My Great Uncle Bernie was not a wild man in the least bit, though he was guilty of letting the children in his life basically do as they pleased. He was a kind, giving, and truly selfless person who was motivated by doing for others. There were many times when people took advantage of his good nature, yet he was never indignant toward those who did him wrong. He never made others feel as though they were wrong for being themselves.
When he did good, he never expected anything in return. In fact, he never wanted anyone to do anything for him. He was even chopping his own firewood until a few years before his death when the gas company told he had to remove his woodstove. Meanwhile, he always had a big smile on his face and his heart was always free of malice, greed, and self-righteous pride. He was someone who inspired others to be better, by example alone. In many ways, he was wrong for this world, but it is sure a better place thanks to him being part of it. That cannot honestly be said about most people.

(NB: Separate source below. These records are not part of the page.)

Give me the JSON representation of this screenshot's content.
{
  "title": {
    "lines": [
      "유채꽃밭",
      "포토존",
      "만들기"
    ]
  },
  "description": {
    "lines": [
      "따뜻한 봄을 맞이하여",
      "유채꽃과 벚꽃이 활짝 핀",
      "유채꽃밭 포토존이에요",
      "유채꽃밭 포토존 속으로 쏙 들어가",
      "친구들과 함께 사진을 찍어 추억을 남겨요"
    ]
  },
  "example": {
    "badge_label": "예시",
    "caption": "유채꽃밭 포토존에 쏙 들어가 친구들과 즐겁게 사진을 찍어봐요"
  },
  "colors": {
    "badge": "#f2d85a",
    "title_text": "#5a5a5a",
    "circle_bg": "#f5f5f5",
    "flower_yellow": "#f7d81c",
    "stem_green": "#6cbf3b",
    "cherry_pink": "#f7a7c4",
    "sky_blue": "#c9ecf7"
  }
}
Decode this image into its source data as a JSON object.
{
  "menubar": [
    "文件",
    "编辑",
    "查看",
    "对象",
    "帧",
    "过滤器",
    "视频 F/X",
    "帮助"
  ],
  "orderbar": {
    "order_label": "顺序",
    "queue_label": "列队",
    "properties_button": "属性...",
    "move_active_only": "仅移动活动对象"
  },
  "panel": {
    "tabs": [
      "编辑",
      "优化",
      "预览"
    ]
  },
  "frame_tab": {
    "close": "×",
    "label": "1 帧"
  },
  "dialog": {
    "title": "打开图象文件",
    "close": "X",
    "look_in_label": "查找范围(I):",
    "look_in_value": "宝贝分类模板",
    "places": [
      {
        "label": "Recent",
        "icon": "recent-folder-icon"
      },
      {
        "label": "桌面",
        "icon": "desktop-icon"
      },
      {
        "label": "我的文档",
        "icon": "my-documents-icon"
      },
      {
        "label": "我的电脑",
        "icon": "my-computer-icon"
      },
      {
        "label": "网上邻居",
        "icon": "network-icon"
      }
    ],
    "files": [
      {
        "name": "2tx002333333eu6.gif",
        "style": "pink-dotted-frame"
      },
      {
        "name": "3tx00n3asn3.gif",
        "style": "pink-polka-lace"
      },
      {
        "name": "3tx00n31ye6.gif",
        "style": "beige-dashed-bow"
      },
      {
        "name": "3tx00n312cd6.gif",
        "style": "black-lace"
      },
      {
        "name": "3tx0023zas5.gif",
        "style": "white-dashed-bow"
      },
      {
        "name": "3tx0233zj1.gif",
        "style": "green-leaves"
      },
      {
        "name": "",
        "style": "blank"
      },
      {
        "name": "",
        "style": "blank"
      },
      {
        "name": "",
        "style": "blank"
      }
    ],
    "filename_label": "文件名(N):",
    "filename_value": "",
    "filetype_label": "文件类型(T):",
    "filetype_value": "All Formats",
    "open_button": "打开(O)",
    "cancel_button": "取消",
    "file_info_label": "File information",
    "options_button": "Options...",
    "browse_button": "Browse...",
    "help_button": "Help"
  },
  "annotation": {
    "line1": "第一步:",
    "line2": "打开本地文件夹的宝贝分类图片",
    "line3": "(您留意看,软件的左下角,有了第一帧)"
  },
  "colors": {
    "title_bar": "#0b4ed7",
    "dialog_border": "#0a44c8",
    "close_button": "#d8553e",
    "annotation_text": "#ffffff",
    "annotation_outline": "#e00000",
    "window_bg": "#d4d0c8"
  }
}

He was a slender man who loved burnt hotdogs, root beer floats, and small diner donuts that he often ate with days-old coffee. A few years before he died, he told me his career as a trucker forced him into the habit of eating strange combinations of food, including his tendency to substitute the stock in his soup with any number of horrid ingredients. Apparently, he was also nauseated by the idea of eating chicken due to the fact that he grew up on an egg and potato farm, even though he always seemed to be eating a chicken sandwich. If not that, he was munching on the remaining chicken nuggets, French fries, or hamburger of a kid’s meal he had bought for a grandchild, nephew, or niece. (Obviously, you have to buy the entire meal to get the toy.)
He was a humble man born on the Fourth of July who saw much of America, yet never really concerned himself with politics or gossip. If he saw his neighbors, it was either to visit them or to help them, if he could. He rolled with the punches, even when that meant taking it on the chin. He didn’t have the best paying job, his small horse farm wasn’t the nicest, and his car was never new, because everyone kept borrowing and wrecking them, in his words. That said, he worked hard and long for what he had while he shared everything he had with everyone in his life. Perhaps, he would have liked more and wished others would do better, but he was someone who thoroughly valued the amaterial aspects of life. In short, he is someone worth respecting, he was someone worth knowing, and he will always be someone worth remembering.